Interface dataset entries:
● ● ● ● ●
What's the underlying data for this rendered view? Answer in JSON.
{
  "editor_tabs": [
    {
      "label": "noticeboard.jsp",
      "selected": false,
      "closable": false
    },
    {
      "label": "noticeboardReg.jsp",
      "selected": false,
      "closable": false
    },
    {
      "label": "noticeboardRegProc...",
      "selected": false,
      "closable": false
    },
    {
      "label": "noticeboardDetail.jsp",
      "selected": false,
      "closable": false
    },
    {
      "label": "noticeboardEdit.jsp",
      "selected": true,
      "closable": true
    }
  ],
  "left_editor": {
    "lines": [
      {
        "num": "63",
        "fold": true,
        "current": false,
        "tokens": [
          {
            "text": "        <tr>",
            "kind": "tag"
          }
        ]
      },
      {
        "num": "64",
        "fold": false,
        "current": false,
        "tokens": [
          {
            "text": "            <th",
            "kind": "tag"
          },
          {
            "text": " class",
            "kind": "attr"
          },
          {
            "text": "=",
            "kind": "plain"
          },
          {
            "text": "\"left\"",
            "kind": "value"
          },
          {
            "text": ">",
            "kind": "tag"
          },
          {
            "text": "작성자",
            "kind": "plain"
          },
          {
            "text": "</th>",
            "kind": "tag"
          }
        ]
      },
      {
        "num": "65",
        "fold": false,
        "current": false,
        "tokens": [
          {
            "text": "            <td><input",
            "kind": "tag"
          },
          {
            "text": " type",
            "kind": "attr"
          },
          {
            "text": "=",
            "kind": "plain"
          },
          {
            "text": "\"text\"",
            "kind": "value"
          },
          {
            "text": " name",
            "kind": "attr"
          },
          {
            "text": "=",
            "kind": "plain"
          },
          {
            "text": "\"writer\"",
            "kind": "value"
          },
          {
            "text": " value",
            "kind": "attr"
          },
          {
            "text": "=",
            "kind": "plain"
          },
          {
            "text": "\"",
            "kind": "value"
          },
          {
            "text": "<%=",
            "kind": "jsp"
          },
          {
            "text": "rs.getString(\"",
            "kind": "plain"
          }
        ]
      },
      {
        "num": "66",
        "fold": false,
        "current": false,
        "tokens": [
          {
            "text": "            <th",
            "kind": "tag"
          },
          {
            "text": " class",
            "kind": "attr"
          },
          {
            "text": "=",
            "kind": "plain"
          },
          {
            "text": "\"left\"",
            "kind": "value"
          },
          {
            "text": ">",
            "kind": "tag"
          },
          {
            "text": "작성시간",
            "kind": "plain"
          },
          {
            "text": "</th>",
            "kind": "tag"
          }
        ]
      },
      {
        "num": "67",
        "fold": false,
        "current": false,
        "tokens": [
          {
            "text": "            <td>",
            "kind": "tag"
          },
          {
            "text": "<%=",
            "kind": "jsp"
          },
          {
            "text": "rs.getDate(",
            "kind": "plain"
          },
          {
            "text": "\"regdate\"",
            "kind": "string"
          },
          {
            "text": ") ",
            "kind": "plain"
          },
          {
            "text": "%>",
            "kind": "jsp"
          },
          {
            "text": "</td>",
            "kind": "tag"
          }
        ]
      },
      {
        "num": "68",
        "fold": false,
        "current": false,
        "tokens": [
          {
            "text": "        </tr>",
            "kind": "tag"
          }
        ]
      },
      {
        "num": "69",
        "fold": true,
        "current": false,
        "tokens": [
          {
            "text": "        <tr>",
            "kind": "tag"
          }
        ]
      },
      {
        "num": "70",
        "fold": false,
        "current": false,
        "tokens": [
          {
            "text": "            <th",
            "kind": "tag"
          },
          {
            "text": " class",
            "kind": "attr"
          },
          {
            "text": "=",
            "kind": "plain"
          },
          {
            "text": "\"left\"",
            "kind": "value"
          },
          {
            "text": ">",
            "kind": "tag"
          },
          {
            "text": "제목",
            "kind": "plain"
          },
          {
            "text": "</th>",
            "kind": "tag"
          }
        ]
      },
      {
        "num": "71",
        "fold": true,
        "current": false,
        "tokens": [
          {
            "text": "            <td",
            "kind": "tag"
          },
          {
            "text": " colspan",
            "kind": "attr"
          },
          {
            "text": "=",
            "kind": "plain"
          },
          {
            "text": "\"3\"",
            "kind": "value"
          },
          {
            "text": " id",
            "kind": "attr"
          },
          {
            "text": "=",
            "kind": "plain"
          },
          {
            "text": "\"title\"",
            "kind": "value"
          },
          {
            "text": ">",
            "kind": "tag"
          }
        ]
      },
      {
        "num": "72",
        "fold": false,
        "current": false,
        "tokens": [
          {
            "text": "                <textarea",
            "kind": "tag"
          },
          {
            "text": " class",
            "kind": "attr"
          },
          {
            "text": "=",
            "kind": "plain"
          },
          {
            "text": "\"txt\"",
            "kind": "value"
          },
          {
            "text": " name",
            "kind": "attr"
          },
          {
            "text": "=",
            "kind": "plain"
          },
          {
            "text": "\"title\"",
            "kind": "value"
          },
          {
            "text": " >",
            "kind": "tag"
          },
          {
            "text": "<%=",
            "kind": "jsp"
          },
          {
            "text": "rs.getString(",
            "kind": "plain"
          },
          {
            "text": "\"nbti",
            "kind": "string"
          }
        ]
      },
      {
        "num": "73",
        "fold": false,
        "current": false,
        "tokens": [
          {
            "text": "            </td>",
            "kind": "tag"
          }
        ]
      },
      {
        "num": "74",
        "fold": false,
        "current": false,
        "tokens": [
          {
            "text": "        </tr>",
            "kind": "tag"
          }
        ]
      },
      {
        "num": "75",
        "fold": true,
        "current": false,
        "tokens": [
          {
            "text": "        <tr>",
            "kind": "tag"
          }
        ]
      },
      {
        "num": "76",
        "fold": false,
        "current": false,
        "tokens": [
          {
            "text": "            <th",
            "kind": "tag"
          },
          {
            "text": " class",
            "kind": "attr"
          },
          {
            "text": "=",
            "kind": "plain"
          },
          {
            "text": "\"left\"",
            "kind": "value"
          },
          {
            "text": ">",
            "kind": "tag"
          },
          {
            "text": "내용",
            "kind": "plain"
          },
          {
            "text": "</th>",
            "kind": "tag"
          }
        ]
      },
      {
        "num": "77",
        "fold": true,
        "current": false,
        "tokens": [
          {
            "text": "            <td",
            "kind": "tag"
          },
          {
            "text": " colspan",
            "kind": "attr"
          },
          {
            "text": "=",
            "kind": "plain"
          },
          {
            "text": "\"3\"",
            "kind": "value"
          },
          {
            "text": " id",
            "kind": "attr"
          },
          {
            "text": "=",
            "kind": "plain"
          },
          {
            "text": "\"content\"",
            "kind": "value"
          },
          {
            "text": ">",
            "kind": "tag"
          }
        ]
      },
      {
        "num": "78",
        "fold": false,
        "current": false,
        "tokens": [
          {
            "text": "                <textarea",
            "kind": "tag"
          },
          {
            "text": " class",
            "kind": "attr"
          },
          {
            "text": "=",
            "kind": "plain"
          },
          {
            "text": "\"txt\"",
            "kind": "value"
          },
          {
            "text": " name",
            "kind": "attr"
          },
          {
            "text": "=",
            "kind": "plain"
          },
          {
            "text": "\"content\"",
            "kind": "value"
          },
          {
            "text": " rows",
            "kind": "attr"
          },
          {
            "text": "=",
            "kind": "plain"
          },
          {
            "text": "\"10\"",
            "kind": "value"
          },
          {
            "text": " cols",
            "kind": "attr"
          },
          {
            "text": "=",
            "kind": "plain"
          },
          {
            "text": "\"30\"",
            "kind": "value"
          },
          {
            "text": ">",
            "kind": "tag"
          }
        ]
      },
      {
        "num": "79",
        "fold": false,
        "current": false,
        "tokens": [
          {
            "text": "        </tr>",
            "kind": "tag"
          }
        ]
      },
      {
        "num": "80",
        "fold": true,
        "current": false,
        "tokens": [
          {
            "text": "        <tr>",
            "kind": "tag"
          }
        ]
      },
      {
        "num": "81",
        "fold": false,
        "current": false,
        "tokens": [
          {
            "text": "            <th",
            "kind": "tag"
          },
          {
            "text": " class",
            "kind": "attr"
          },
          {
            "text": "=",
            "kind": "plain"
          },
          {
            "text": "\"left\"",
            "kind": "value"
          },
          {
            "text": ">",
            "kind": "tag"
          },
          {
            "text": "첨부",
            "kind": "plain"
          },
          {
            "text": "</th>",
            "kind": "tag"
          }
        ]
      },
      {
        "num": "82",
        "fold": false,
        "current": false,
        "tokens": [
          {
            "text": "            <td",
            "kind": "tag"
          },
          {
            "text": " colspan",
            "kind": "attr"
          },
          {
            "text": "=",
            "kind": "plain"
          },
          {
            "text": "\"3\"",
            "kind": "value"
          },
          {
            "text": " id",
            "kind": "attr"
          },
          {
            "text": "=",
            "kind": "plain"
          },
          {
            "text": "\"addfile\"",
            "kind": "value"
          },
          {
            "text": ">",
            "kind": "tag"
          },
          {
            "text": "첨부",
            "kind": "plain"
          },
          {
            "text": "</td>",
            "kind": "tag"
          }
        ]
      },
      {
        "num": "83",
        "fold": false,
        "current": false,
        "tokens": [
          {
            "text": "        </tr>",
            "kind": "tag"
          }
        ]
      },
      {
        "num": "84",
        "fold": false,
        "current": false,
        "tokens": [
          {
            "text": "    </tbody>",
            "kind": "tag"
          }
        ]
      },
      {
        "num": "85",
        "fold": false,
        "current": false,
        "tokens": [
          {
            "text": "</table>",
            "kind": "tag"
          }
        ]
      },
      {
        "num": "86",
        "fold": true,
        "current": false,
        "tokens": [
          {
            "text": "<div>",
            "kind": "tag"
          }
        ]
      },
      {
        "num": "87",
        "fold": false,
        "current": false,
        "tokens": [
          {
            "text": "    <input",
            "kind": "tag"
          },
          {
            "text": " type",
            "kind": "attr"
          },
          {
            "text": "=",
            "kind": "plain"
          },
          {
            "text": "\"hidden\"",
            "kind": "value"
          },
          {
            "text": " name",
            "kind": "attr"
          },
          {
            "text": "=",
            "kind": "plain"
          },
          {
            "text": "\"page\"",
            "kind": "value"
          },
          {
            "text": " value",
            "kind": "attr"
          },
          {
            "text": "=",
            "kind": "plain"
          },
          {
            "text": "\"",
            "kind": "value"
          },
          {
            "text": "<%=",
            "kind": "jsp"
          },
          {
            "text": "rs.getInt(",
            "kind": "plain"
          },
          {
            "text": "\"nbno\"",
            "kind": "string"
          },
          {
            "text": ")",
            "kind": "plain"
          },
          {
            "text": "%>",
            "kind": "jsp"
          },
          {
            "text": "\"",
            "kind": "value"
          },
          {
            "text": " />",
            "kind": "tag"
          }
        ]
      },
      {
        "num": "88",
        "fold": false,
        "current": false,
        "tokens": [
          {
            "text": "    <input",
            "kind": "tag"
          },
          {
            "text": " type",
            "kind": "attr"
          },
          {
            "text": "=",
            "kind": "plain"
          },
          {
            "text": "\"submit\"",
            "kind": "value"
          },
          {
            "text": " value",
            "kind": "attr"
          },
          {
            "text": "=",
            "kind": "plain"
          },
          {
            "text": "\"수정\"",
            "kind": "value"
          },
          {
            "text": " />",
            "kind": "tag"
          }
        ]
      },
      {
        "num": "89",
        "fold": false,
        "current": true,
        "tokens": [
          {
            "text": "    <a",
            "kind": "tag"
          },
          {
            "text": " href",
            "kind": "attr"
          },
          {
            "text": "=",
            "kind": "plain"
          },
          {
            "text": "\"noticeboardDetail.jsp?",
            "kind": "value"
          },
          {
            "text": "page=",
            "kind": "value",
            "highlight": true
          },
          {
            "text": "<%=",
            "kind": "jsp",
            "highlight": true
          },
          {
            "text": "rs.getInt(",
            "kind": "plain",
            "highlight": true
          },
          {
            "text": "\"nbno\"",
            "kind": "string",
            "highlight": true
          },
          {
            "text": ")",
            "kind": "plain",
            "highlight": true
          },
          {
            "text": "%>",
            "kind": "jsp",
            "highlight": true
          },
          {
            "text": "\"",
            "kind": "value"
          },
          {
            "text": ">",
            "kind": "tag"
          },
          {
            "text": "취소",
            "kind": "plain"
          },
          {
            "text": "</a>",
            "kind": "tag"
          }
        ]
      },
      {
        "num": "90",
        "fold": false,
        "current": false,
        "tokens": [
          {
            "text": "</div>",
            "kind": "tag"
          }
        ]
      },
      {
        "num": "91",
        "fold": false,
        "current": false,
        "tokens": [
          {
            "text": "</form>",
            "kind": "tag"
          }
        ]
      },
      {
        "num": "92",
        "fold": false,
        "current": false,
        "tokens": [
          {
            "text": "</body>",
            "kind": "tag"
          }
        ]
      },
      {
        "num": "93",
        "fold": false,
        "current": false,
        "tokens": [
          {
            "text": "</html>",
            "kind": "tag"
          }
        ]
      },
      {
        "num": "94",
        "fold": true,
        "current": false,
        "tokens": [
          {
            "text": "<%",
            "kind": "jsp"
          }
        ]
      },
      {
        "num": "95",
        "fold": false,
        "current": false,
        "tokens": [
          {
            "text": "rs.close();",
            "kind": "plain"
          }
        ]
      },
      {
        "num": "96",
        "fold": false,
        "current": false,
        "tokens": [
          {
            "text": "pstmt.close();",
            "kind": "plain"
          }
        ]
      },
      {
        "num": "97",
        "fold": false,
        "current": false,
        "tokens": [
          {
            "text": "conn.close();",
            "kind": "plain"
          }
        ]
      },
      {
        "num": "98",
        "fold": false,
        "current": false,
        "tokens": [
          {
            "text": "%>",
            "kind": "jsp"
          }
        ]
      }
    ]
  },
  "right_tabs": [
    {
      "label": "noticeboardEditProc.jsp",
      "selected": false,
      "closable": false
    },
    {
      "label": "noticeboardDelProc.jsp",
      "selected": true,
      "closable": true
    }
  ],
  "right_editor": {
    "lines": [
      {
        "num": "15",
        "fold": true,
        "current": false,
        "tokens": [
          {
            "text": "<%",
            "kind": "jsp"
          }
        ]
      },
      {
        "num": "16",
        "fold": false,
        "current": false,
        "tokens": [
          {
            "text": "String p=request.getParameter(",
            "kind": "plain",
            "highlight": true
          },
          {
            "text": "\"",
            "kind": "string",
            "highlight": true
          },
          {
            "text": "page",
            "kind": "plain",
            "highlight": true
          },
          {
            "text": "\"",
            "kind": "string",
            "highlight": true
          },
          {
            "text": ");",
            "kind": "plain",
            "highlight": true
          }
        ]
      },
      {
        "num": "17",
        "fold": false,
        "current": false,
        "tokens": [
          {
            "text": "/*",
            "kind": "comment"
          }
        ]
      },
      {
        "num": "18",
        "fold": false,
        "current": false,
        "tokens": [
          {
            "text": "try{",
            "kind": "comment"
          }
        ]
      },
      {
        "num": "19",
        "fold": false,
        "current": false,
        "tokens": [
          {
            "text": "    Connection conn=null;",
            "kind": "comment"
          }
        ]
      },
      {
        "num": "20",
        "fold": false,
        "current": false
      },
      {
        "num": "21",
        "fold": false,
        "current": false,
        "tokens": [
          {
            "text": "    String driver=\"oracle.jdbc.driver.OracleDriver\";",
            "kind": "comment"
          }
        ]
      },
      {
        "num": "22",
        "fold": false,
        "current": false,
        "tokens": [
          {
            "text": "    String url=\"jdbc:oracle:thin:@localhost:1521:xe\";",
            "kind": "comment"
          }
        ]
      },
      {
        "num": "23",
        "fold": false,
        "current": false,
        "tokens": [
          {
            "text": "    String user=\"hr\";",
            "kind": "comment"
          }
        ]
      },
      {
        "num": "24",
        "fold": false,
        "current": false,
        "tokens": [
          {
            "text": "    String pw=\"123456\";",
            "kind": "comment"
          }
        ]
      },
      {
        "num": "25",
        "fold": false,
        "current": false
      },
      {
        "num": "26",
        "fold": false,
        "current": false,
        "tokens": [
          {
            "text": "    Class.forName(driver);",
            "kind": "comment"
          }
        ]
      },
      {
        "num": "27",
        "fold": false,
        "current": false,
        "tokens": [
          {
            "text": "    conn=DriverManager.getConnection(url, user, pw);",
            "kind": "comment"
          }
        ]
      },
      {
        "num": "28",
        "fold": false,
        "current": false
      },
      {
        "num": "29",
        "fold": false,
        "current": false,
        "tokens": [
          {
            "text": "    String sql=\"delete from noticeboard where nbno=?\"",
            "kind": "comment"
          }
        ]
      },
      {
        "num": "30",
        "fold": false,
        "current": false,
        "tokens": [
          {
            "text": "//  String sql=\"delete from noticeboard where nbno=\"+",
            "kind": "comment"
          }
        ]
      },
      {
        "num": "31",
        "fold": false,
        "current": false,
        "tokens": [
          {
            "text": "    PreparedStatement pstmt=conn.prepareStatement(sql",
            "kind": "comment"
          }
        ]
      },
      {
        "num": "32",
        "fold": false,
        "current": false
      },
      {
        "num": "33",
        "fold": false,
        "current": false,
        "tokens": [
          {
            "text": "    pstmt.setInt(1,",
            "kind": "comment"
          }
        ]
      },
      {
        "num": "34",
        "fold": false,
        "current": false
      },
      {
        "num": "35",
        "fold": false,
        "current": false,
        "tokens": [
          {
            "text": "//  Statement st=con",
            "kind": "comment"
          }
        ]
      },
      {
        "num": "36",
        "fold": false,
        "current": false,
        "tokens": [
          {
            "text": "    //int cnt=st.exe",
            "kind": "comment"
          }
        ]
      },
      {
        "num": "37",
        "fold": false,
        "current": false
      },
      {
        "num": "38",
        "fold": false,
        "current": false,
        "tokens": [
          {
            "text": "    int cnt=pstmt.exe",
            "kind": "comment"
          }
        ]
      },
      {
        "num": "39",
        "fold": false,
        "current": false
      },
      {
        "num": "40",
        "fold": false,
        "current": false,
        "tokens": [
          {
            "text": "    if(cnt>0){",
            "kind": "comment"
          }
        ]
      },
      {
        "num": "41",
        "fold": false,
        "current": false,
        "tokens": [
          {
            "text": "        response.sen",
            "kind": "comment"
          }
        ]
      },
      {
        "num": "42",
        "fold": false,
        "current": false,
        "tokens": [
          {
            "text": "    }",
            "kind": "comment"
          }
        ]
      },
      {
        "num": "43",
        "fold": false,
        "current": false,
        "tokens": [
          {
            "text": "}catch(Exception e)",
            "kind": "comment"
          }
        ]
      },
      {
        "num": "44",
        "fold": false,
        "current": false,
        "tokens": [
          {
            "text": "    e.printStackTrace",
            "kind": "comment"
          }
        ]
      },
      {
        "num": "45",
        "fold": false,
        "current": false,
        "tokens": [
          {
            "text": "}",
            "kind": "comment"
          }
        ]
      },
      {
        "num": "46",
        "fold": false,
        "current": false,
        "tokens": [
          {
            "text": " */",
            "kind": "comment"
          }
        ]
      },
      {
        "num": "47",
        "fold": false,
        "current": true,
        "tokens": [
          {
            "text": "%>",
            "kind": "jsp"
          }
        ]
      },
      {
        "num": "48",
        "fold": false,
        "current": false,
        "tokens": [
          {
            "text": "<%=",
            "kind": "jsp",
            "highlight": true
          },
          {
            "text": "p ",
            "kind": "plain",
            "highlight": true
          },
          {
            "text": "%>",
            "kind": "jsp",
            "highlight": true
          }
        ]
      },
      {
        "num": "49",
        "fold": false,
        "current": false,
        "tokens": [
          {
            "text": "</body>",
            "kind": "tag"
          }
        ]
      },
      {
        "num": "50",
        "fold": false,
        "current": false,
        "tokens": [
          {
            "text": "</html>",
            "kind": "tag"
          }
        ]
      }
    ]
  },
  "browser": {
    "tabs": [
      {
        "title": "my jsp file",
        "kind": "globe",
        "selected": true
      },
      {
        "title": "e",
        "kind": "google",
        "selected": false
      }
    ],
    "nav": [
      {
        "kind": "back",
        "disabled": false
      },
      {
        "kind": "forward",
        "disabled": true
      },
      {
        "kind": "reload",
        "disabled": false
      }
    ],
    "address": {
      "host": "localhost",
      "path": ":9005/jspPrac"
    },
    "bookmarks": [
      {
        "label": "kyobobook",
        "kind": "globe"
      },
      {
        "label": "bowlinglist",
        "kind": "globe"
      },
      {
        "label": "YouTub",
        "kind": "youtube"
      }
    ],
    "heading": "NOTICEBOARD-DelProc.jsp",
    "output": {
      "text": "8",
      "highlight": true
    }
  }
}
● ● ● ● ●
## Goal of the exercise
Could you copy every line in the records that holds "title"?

## Final answer
            "text": "\"title\"",
            "text": "\"title\"",
        "title": "my jsp file",
        "title": "e",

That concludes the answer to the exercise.